2018 Guest of Honour:
When Norman Hyde quit his apprenticeship at Avery Scales and joined Triumph Motorcycles at Meriden, it set his life in a direction he still follows. At Triumph in the 60s and 70s his talent as an engineer and draughtsman was soon recognised by Doug Hele, one of the best development engineers to ever grace that industry. Hele appointed Norman one of his closest associates and let him work with the development team that refined the company’s best selling machines into race winners; the first production machine to lap the Isle of Man TT course at over 100mph was a 650cc Triumph Bonneville, ridden by Malcolm Uphill. When the racing effort switched to the three-cylinder 750ccTrident, their machine known as ‘Slippery Sam’ won five Production TT races, ridden by a number of riders, and was only retired because race regulations forbade the entry of machines more than five years old.
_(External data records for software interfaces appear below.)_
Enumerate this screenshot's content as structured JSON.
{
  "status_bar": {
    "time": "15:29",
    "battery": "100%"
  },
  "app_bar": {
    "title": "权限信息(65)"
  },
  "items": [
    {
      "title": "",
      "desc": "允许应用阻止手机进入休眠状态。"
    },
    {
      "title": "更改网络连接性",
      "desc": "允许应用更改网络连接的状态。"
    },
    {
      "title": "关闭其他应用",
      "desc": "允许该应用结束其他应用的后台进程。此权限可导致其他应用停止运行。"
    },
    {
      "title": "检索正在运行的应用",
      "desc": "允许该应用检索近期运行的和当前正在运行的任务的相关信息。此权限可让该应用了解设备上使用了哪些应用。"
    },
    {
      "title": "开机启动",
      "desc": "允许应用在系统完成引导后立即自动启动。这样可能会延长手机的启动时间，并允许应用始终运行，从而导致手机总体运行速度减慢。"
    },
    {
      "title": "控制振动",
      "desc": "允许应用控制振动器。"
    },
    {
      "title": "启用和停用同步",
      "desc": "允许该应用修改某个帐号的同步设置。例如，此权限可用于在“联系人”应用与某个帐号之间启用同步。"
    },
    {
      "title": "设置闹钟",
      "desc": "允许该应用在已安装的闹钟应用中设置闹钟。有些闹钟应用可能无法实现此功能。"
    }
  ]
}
Back in his garage at home, Norman was spending his spare time developing his own very special Trident. Using parts that were almost all rejects from the production line, he built a supercharged sprinter that he fitted with a miniscule sidecar and a streamlining panel-beaten by ex BRM Formula One craftsman Don Woodward and set out to capture the World Sidecar Speed Record. Very few people realised that when he pointed the outfit down the long runway at Fairford in Gloucestershire in 1971 and gave the engine the gun, he had not ridden the machine with the full streamlining fitted. Covering the kilometre with a flying start, he hit over 160mph and then found that the teeny Tiger Cub front brake fitted for lightness could not do much to slow the streamlined outfit from such a speed. He ended up on the grass at the end of the runway and lay on his back trying to calm down as his crew turned the Trident around and checked it was ready for a run in the return direction; World records have to be set with a run in both directions. Norman was up to the task, whatever the stopping problems his first run revealed, and he set the world record at a new high of 161.5mph. It was an extraordinarily brave ride and his record remained unbroken for 35 years.